Lovely episode, and you get a sense of Mitch’s long term orientation.


I really enjoyed the article.

It also addresses one of my questions as a data professional: ‘How can you identify a data-driven company from the outside before you work in there?’ (something that Cedric briefly touched here). As a data person, this might be the single most important question that can influence my career.

Built from the insight from these articles, IMO a data-driven company can be identified in two ways: either the CEOs or high-ranking officers are themselves data-driven individuals, which encourages all their subordinates to follow suit, or the environment forces them to adopt a data-driven approach (I loosely substitute ‘operational excellence’ as a proxy for being data-driven here).

Nailing the first category is quite hard – I need to hear multiple podcasts or investor calls to detect the “data-drivenness” of potential CEOs and the senior leaders of the company.

But for the second category, “forced to become data-driven by their environment,” I can quickly read the company’s annual report, calculate their ROIC (or RONIC), and compare it against the cost of capital in my country.

The not-so-obvious implication is that I can now also identify which company should have fallen into the 2nd category but isn’t (from friend’s gossip or my experience). They might have nailed something else outside the “Operations” triad.


I think one minor nit I have with my own essay is that I didn’t define operational excellence tightly.

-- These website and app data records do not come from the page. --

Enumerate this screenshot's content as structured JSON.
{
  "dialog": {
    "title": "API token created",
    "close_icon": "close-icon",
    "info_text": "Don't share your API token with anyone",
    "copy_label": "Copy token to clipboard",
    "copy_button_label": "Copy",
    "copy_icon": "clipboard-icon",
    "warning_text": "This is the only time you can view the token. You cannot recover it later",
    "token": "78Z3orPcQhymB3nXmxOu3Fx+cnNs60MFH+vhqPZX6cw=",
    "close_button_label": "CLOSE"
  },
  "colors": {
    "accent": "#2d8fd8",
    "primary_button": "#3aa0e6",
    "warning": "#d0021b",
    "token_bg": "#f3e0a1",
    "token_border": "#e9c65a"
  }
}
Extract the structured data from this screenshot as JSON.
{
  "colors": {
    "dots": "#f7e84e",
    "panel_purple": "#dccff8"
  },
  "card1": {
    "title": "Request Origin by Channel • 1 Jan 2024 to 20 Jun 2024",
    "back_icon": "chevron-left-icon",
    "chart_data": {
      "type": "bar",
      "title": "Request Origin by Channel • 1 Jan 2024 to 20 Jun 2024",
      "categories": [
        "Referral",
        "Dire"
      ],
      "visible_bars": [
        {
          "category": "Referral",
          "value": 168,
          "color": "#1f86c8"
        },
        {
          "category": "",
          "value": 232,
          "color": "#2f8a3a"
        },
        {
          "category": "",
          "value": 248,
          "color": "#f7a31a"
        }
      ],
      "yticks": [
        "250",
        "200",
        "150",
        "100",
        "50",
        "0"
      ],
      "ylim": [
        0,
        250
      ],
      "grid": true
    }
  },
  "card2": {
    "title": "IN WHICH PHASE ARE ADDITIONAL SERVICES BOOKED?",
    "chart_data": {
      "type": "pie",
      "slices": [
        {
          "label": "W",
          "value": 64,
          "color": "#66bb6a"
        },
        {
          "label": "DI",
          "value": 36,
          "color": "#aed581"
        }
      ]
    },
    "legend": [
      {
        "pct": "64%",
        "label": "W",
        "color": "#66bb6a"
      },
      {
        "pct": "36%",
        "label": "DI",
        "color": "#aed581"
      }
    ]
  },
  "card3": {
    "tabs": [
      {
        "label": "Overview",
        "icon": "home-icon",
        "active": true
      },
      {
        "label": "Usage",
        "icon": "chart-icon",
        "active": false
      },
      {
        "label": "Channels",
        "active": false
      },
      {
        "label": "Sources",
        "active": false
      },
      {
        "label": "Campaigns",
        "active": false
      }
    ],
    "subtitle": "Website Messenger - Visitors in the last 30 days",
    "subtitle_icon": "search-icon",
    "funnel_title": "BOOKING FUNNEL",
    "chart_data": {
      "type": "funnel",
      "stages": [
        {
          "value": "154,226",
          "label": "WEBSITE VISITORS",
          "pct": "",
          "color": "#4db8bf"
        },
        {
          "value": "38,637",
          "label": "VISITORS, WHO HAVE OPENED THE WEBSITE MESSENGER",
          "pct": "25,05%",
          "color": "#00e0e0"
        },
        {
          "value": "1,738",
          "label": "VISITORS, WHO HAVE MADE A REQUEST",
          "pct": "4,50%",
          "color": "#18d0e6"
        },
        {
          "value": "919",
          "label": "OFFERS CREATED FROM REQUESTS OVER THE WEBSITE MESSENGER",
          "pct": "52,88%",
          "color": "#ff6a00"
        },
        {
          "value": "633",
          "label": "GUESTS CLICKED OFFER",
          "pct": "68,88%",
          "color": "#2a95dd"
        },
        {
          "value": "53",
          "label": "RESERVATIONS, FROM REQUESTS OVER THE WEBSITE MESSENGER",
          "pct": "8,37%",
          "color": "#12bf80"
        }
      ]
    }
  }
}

I don’t have a good way around this, and you can see it a little in @Erald-David’s comment on being data driven in relation to operational excellence — are the two equivalent? Sure, there’s some relationship between the two (it’s unlikely you know what your levers / controllable input metrics are if you don’t look at data) but what exactly is the relationship?

For instance, consider: Google looks at data a lot. Are they operationally excellent? :man_shrugging: